(Recorded data)
....................
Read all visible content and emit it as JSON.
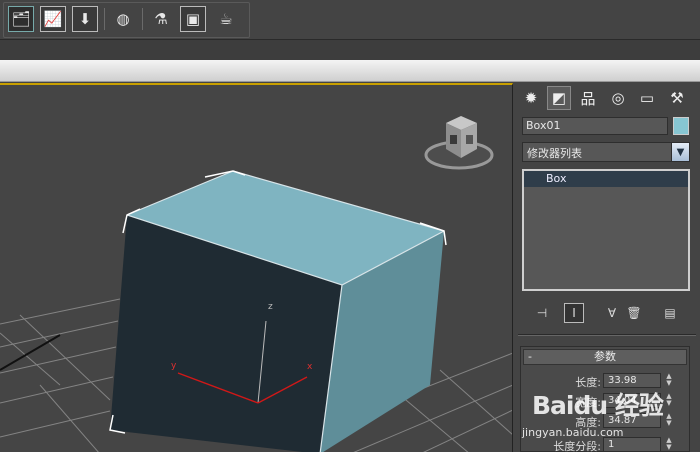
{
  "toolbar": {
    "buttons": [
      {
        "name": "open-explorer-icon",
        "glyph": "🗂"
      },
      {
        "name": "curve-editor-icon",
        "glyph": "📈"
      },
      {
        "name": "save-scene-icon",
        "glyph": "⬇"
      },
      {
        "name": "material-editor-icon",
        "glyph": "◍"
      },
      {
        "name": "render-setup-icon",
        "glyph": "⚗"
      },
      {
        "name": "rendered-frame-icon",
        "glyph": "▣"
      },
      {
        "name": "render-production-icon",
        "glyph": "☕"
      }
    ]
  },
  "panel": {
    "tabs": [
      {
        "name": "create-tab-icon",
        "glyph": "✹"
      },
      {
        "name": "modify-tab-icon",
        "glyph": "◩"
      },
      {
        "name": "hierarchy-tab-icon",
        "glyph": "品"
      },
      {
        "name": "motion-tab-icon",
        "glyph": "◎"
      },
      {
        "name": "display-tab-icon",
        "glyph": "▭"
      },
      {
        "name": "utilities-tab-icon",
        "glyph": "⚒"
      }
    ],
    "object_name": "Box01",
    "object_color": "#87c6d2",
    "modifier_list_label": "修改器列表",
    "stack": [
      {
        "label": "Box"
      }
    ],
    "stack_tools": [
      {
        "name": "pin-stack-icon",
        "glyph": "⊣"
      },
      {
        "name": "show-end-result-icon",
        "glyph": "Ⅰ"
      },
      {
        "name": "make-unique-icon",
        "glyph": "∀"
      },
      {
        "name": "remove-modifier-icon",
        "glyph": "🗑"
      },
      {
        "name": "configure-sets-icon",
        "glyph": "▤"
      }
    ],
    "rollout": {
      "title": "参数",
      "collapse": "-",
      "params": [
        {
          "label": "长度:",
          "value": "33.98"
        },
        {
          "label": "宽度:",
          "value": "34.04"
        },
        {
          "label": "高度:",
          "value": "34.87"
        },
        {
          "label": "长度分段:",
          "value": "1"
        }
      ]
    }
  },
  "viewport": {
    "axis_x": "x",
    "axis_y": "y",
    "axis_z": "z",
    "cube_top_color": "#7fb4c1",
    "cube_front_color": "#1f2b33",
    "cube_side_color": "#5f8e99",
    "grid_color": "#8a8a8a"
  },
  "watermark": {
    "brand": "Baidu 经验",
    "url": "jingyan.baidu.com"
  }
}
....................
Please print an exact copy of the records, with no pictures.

* Solved problem
Read all visible content and emit it as JSON.
{
  "toolbar": {
    "buttons": [
      {
        "name": "open-explorer-icon",
        "glyph": "🗂"
      },
      {
        "name": "curve-editor-icon",
        "glyph": "📈"
      },
      {
        "name": "save-scene-icon",
        "glyph": "⬇"
      },
      {
        "name": "material-editor-icon",
        "glyph": "◍"
      },
      {
        "name": "render-setup-icon",
        "glyph": "⚗"
      },
      {
        "name": "rendered-frame-icon",
        "glyph": "▣"
      },
      {
        "name": "render-production-icon",
        "glyph": "☕"
      }
    ]
  },
  "panel": {
    "tabs": [
      {
        "name": "create-tab-icon",
        "glyph": "✹"
      },
      {
        "name": "modify-tab-icon",
        "glyph": "◩"
      },
      {
        "name": "hierarchy-tab-icon",
        "glyph": "品"
      },
      {
        "name": "motion-tab-icon",
        "glyph": "◎"
      },
      {
        "name": "display-tab-icon",
        "glyph": "▭"
      },
      {
        "name": "utilities-tab-icon",
        "glyph": "⚒"
      }
    ],
    "object_name": "Box01",
    "object_color": "#87c6d2",
    "modifier_list_label": "修改器列表",
    "stack": [
      {
        "label": "Box"
      }
    ],
    "stack_tools": [
      {
        "name": "pin-stack-icon",
        "glyph": "⊣"
      },
      {
        "name": "show-end-result-icon",
        "glyph": "Ⅰ"
      },
      {
        "name": "make-unique-icon",
        "glyph": "∀"
      },
      {
        "name": "remove-modifier-icon",
        "glyph": "🗑"
      },
      {
        "name": "configure-sets-icon",
        "glyph": "▤"
      }
    ],
    "rollout": {
      "title": "参数",
      "collapse": "-",
      "params": [
        {
          "label": "长度:",
          "value": "33.98"
        },
        {
          "label": "宽度:",
          "value": "34.04"
        },
        {
          "label": "高度:",
          "value": "34.87"
        },
        {
          "label": "长度分段:",
          "value": "1"
        }
      ]
    }
  },
  "viewport": {
    "axis_x": "x",
    "axis_y": "y",
    "axis_z": "z",
    "cube_top_color": "#7fb4c1",
    "cube_front_color": "#1f2b33",
    "cube_side_color": "#5f8e99",
    "grid_color": "#8a8a8a"
  },
  "watermark": {
    "brand": "Baidu 经验",
    "url": "jingyan.baidu.com"
  }
}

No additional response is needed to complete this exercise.